Today, Russia, which as the Syrian regime’s main ally shares responsibility for the displacement and suffering of Syrians in Idlib, is trying to use its veto power to strike down the renewal of the UN resolution for its own political purposes.

It wants to put pressure on the civilian population and opposition forces in Idlib to accept its proposed political solution, which favours the interests of the Syrian regime. One of the initiatives it has sponsored and which it wants the Syrian rebel groups to accept is the Constitutional Committee, which supposedly brings together Syrian regime operatives and opposition members. The committee is tasked with writing a new constitution in Syria to usher in reconciliation between the opposition and the region but, by design, it is heavily skewed in favour of Damascus’ interests.

In threatening to veto the UN resolution, Moscow also hopes to put pressure on the US and Turkey, who have been supporting opposition forces since the start of the conflict, and use it as a bargaining chip in their strained bilateral relations with the US. In fact, the situation in Syria was brought up during the recent summit between Russian President Vladimir Putin and US President Joe Biden, although no agreement was reached.

Russia’s bad-faith use of its veto power is hardly surprising. Over the past few years, Syria has emerged as a stage of immensely cynical geopolitical calculations by various regional and world powers. Decisions made and actions taken have almost never been in the best interest of the Syrian people.

The bombed-out ruins and bare-bone tent cities of Idlib illustrate what it means to live under humanitarian austerity. If Russia vetoes the UN resolution on humanitarian assistance to northwest Syria, these 4 million Syrians will have to face a humanitarian disaster that callous geopolitics purposefully caused.

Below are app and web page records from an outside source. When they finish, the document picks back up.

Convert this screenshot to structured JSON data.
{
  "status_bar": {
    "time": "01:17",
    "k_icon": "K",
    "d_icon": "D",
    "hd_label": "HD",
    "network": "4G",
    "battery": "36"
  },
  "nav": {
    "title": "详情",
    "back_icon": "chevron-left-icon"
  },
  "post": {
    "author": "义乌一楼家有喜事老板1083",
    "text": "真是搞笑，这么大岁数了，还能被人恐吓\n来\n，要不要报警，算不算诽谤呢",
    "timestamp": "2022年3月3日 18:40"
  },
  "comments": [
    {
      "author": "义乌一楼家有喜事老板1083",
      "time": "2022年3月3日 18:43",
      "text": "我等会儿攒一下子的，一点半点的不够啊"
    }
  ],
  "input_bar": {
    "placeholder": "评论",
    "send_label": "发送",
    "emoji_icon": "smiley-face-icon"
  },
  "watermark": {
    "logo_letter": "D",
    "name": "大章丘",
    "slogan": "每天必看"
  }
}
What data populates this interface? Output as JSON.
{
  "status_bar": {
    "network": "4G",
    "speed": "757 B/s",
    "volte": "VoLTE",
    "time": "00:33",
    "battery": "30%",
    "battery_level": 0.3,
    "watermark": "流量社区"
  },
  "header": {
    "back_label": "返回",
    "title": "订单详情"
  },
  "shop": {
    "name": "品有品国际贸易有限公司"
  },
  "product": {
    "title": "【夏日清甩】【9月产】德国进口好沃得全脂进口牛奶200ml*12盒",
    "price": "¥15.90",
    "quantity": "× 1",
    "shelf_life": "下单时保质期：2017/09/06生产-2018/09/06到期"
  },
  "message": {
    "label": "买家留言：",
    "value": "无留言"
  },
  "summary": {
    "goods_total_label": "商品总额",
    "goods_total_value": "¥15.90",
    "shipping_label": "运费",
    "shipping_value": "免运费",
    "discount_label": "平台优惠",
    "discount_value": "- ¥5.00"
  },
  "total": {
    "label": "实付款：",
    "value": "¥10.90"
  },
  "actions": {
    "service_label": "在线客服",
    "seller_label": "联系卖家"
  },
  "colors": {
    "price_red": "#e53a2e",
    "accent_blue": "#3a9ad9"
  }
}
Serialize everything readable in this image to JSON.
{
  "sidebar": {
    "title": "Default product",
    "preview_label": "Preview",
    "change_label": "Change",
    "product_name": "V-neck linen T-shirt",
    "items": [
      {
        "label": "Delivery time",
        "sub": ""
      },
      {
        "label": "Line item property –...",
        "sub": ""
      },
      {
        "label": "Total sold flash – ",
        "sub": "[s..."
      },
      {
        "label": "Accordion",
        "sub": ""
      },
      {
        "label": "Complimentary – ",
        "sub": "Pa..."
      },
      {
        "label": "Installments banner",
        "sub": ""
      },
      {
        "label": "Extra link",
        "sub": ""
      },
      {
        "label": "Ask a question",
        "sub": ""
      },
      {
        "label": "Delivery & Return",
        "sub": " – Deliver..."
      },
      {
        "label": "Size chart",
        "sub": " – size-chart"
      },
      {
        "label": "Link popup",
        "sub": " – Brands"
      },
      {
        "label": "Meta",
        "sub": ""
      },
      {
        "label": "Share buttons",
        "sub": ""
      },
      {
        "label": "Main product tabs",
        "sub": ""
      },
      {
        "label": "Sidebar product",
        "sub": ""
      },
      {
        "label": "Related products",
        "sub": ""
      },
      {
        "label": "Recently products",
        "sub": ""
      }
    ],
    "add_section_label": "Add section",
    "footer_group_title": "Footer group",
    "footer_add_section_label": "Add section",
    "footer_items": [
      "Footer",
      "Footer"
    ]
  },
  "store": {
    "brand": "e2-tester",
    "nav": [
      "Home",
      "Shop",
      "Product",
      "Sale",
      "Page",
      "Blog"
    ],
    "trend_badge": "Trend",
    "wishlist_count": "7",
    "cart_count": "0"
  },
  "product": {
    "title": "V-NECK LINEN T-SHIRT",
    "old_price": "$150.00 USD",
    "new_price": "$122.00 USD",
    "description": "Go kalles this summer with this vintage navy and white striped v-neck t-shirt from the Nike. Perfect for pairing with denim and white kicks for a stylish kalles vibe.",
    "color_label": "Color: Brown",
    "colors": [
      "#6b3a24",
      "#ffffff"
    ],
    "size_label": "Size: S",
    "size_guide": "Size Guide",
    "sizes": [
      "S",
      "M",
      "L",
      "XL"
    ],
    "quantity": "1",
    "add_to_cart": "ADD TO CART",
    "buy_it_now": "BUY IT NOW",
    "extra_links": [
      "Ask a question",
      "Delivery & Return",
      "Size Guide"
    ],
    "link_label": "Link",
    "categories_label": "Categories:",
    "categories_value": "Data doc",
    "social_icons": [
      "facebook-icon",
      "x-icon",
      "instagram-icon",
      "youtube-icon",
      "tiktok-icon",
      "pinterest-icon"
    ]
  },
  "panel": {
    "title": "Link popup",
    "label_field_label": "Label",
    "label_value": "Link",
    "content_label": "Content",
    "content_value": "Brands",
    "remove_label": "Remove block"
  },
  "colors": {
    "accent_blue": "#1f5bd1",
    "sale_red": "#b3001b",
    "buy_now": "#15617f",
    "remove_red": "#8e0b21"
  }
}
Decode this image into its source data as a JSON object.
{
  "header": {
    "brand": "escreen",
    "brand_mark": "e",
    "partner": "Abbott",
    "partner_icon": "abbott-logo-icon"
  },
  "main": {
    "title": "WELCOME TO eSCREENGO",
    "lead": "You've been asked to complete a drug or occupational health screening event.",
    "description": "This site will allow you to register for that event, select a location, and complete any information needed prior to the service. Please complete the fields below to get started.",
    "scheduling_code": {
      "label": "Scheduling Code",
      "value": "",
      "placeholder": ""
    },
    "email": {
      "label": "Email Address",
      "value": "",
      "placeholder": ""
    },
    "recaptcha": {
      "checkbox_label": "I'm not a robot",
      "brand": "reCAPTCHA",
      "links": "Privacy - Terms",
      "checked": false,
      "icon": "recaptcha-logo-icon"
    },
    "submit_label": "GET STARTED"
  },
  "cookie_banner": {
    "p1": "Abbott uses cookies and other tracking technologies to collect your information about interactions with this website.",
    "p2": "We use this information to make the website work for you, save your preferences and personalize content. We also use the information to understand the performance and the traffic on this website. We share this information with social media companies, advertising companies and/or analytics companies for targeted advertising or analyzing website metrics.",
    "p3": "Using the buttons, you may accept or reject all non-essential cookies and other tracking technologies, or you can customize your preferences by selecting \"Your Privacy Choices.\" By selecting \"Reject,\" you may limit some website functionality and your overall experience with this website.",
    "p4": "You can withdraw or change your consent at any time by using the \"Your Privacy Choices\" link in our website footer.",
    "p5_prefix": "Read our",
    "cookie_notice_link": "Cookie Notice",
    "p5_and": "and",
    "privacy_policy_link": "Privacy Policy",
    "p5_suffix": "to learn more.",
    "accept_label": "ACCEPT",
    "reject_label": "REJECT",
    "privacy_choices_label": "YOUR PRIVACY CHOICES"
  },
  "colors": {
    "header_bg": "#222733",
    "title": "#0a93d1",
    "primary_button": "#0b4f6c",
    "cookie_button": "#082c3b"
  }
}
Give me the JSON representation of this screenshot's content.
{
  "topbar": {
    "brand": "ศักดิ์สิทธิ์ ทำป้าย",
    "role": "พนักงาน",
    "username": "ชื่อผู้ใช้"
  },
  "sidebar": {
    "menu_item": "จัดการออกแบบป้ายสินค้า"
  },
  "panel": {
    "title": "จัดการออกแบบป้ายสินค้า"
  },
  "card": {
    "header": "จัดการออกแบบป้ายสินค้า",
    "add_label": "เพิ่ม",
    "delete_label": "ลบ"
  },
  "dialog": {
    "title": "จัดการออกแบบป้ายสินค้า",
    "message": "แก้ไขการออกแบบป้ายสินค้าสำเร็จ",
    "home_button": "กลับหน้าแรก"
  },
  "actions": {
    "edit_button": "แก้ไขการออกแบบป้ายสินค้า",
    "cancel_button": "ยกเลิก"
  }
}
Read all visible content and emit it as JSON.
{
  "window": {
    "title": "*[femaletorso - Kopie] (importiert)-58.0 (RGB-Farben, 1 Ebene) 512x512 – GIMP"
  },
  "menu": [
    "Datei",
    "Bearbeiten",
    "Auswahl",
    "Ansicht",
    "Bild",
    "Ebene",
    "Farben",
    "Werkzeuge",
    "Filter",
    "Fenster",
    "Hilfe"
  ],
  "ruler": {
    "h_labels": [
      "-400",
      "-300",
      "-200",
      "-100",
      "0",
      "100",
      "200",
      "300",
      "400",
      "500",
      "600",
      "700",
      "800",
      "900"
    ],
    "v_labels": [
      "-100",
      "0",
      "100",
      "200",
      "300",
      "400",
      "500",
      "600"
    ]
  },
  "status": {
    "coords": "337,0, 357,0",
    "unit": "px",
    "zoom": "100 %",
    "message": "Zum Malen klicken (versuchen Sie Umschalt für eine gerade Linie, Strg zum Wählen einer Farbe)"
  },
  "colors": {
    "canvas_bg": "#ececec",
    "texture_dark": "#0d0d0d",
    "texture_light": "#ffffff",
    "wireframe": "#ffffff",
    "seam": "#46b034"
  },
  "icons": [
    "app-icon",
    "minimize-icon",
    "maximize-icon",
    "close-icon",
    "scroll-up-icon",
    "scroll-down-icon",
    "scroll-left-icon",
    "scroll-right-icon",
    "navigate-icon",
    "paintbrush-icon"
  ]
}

The views expressed in this article are the authors’ own and do not necessarily reflect Al Jazeera’s editorial stance.